Wine for hearty winter fare
It’s that time again. No, I’m not referring to the holiday season; I’m referring to the season of soups and stews. I was reminded of this a couple weeks ago when my mother called me. She had just poured a glass of wine to go with her turkey noodle soup when my father told her that wine didn’t go with soup. My mom is really determined, and she really wanted that glass of wine. So, of course, she decided to call me in to referee.
Sorry, Dad, but Mom wins this one.
In fact, soups and stews generally pair beautifully with wine. Well, they pair nicely if you’ve chosen the “right” wine. Because many of you, like me, with the onset of cold weather may now be eating these hearty dishes, I decided to dedicate this month’s column to providing some advice about matching common soups and stews with some of the many reasonably-priced wines that are currently on our local store shelves. For the most part, the wines recommended below are chosen for their ability to pair with the food; they are not intended to be the stars of the show. For that reason, I’m able to recommend very affordable wines that might not taste as lovely if drunk by themselves. But pair them with the food indicated below, and prepare to be impressed.
Chicken or Turkey Noodle (or Rice) Soup: One the great things about this All-American comfort food is that it pairs equally well with red wine and white wine. My favorite matches are pinot noir and chardonnay. The pinot, which is fairly light for a red wine, brings earthy flavors with a good dose of acidity. Chardonnay, on the other hand, is fairly heavy for a white wine. It offers fruit flavors (can be citrus or apple or pear) balanced by oaky or cedary notes. A few to look for include Erath Pinot Noir (Oregon; about $15) and Turning Leaf Chardonnay (California; about $7).
Tomato Soup: Because of the beautiful, rich color of tomato soup, it’s tempting to think about red wine. But don’t. Many red wines have a lot of tannin in them, which won’t do this soup any favors. But you have to be careful with white wine too, because you don’t want the intense acidity of the tomatoes to overwhelm a delicate, little wine. So what’s the answer?
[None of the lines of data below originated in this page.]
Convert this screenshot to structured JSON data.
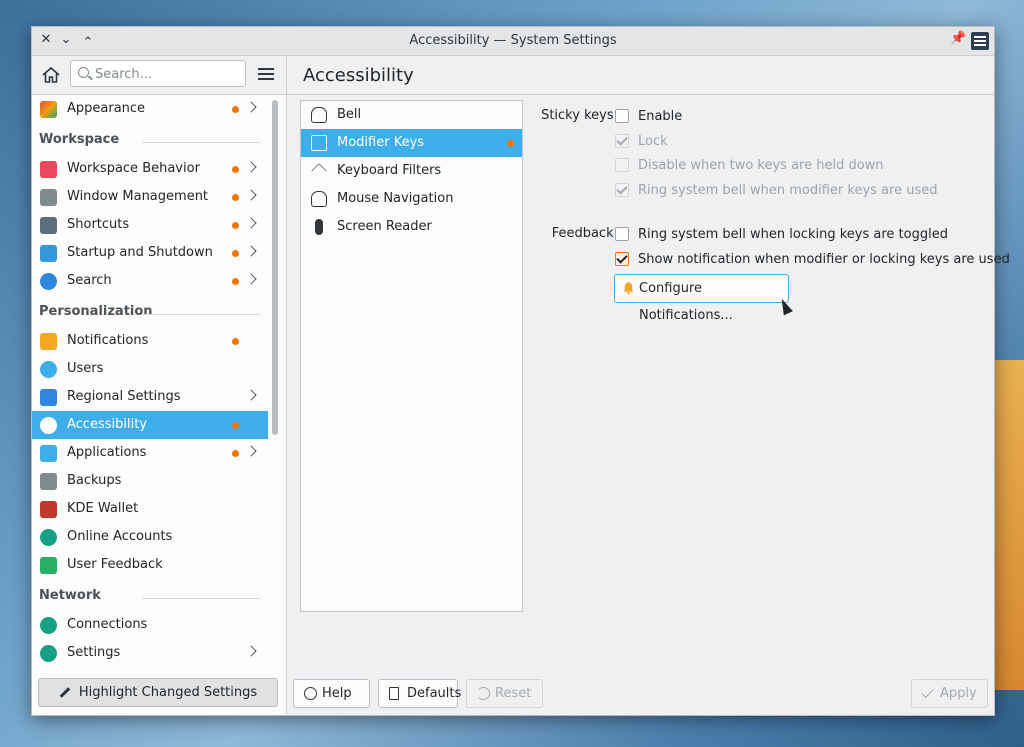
{
  "window": {
    "title": "Accessibility — System Settings"
  },
  "search": {
    "placeholder": "Search..."
  },
  "sidebar": {
    "top_item": {
      "label": "Appearance",
      "changed": true,
      "has_children": true
    },
    "sections": [
      {
        "header": "Workspace",
        "items": [
          {
            "label": "Workspace Behavior",
            "changed": true,
            "has_children": true,
            "icon": "workspace-behavior-icon",
            "color": "#e8495b"
          },
          {
            "label": "Window Management",
            "changed": true,
            "has_children": true,
            "icon": "window-management-icon",
            "color": "#7f8c8d"
          },
          {
            "label": "Shortcuts",
            "changed": true,
            "has_children": true,
            "icon": "keyboard-icon",
            "color": "#5d6d7e"
          },
          {
            "label": "Startup and Shutdown",
            "changed": true,
            "has_children": true,
            "icon": "startup-icon",
            "color": "#3498db"
          },
          {
            "label": "Search",
            "changed": true,
            "has_children": true,
            "icon": "search-icon",
            "color": "#2e86de"
          }
        ]
      },
      {
        "header": "Personalization",
        "items": [
          {
            "label": "Notifications",
            "changed": true,
            "has_children": false,
            "icon": "bell-icon",
            "color": "#f5a623"
          },
          {
            "label": "Users",
            "changed": false,
            "has_children": false,
            "icon": "users-icon",
            "color": "#3daee9"
          },
          {
            "label": "Regional Settings",
            "changed": false,
            "has_children": true,
            "icon": "regional-icon",
            "color": "#2e86de"
          },
          {
            "label": "Accessibility",
            "changed": true,
            "has_children": false,
            "active": true,
            "icon": "accessibility-icon",
            "color": "#1d99f3"
          },
          {
            "label": "Applications",
            "changed": true,
            "has_children": true,
            "icon": "applications-icon",
            "color": "#3daee9"
          },
          {
            "label": "Backups",
            "changed": false,
            "has_children": false,
            "icon": "backups-icon",
            "color": "#7f8c8d"
          },
          {
            "label": "KDE Wallet",
            "changed": false,
            "has_children": false,
            "icon": "wallet-icon",
            "color": "#c0392b"
          },
          {
            "label": "Online Accounts",
            "changed": false,
            "has_children": false,
            "icon": "online-accounts-icon",
            "color": "#16a085"
          },
          {
            "label": "User Feedback",
            "changed": false,
            "has_children": false,
            "icon": "feedback-icon",
            "color": "#27ae60"
          }
        ]
      },
      {
        "header": "Network",
        "items": [
          {
            "label": "Connections",
            "changed": false,
            "has_children": false,
            "icon": "connections-icon",
            "color": "#16a085"
          },
          {
            "label": "Settings",
            "changed": false,
            "has_children": true,
            "icon": "network-settings-icon",
            "color": "#16a085"
          }
        ]
      }
    ],
    "highlight_label": "Highlight Changed Settings"
  },
  "main": {
    "title": "Accessibility",
    "categories": [
      {
        "label": "Bell",
        "icon": "bell-outline-icon",
        "active": false
      },
      {
        "label": "Modifier Keys",
        "icon": "keyboard-icon",
        "active": true,
        "changed": true
      },
      {
        "label": "Keyboard Filters",
        "icon": "filter-icon",
        "active": false
      },
      {
        "label": "Mouse Navigation",
        "icon": "mouse-icon",
        "active": false
      },
      {
        "label": "Screen Reader",
        "icon": "microphone-icon",
        "active": false
      }
    ],
    "sticky_label": "Sticky keys:",
    "sticky": [
      {
        "label": "Enable",
        "checked": false,
        "disabled": false
      },
      {
        "label": "Lock",
        "checked": true,
        "disabled": true
      },
      {
        "label": "Disable when two keys are held down",
        "checked": false,
        "disabled": true
      },
      {
        "label": "Ring system bell when modifier keys are used",
        "checked": true,
        "disabled": true
      }
    ],
    "feedback_label": "Feedback:",
    "feedback": [
      {
        "label": "Ring system bell when locking keys are toggled",
        "checked": false,
        "disabled": false
      },
      {
        "label": "Show notification when modifier or locking keys are used",
        "checked": true,
        "disabled": false
      }
    ],
    "configure_label": "Configure Notifications..."
  },
  "footer": {
    "help": "Help",
    "defaults": "Defaults",
    "reset": "Reset",
    "apply": "Apply"
  }
}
I think it’s a white wine that used to be a red wine — pinot gris. You see, pinot gris is a white grape that developed as mutation of pinot noir. It still has the high acidity and complex flavors of a pinot noir, but it also has the lovely refreshing quality that we so often expect from a chilled white wine. The acid in the wine complements the acid in the soup and assures that the wine isn’t overwhelmed by the assertive flavors of the tomatoes. Look for A to Z Oregon Pinot Gris (Oregon; about $14) or Cloudline Pinot Gris (Oregon; about $12).
Beef Stew: With its intense, rich meatiness, beef stew cries out for cabernet sauvignon. The herbal, sometimes vegetal notes in cabernet complement the herbs and vegetables in the stew, while the tannins in the wine (the component in the wine that makes your tongue feel leathery) mellow considerably in the presence of red meat. In other words, a cabernet that might taste a little harsh on its own may be fantastic when drunk with a rich beef stew. This may be one of my very favorite food and wine pairings. A few cabs to look for include 337 Cabernet Sauvignon (California; about $13) and Columbia Crest Two Vines Cabernet Sauvignon (Washington; about $8).
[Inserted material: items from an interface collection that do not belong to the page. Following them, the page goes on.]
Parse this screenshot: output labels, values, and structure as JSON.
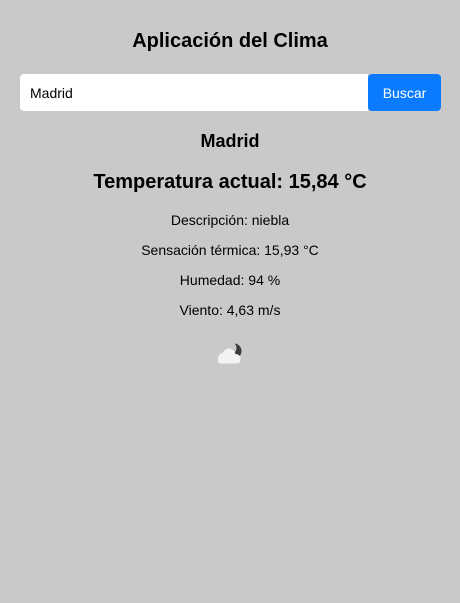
{
  "app": {
    "title": "Aplicación del Clima"
  },
  "search": {
    "value": "Madrid",
    "button_label": "Buscar"
  },
  "weather": {
    "city": "Madrid",
    "temperature_text": "Temperatura actual: 15,84 °C",
    "description_text": "Descripción: niebla",
    "feels_like_text": "Sensación térmica: 15,93 °C",
    "humidity_text": "Humedad: 94 %",
    "wind_text": "Viento: 4,63 m/s",
    "icon": "cloudy-night-icon"
  },
  "colors": {
    "background": "#c9c9c9",
    "accent": "#0a7bff",
    "input_background": "#ffffff"
  }
}
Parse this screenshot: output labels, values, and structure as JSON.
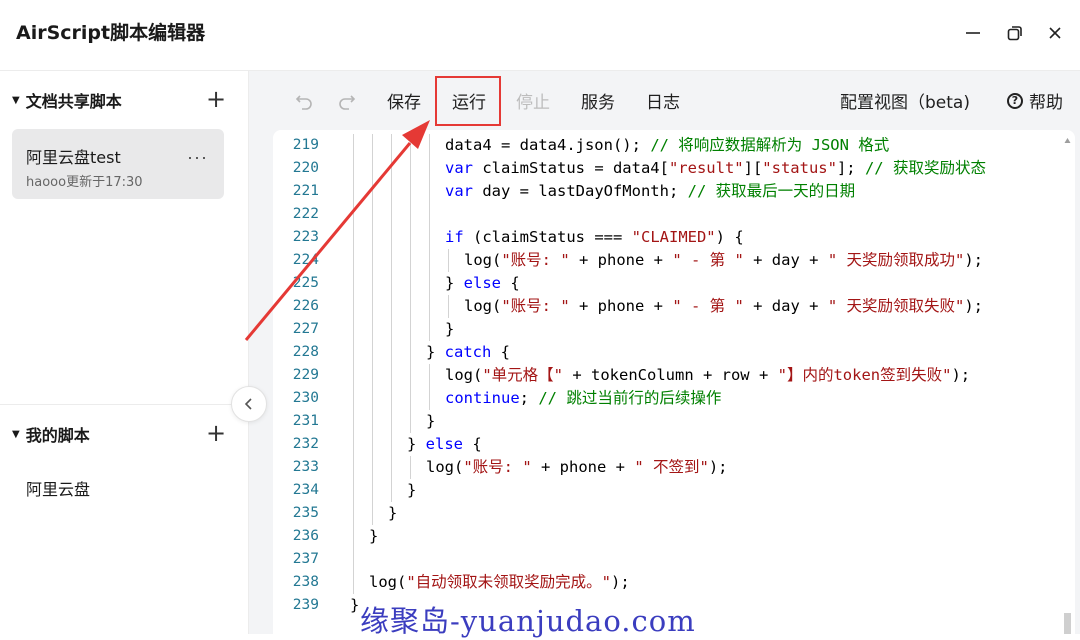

Beef Chili: In pairing wine with chili, the biggest worry is making sure that the wine is sturdy enough to stand up to the assertive flavors and weight of the food. My favorite pairings are zinfandel or cabernet sauvignon blends. Both of those wines generally have enough weight in your mouth and intensity of flavors to stand up to the chili. But neither is so aggressive as to overwhelm the chili. Zinfandel offers pepper and dark berry flavors, while cabernet tends to display herbal notes and dark fruit flavors. If you choose a zinfandel, I recommend Bogle Vineyards Old Vine Zinfandel (California; about $9). If you choose a cabernet blend, look for Covey Run Red Blend (Washington; about $8). The Covey Run in particular is a steal at that price!
Clam Chowder: Assuming that you’re having a cream-based New England style clam chowder (as opposed to the tomato-based Manhattan clam chowder), Sauvignon blanc is a great choice to cut through the creaminess. Sauvignon blanc is a crisp white wine that typically has quite a bit of citrus and/or herbal notes. Cream-based soups tend to coat your palate, meaning that each bite makes it more difficult for you to actually taste the next bite. The intense acidity in sauvignon blanc cuts the cream, making each bite of the soup nearly as fresh and delicious as the first. Choose a sauvignon blanc from New Zealand or California. Some of my favorites right now include Geyser Peak (California, about $10) and Dashwood (New Zealand, about $11). And if you prefer Manhattan clam chowder, look for a Riesling, such as the Chateau Ste. Michelle Riesling (Washington; about $10).
If you can’t find one of the specific wines I recommend above, don’t sweat it. Just look for another wine made from the same grape varietal and the same region. It’s not the label of the wine that’s important. And Mom and Dad, when you read this, just remember: Everything goes with wine; you just have to find the right pairing!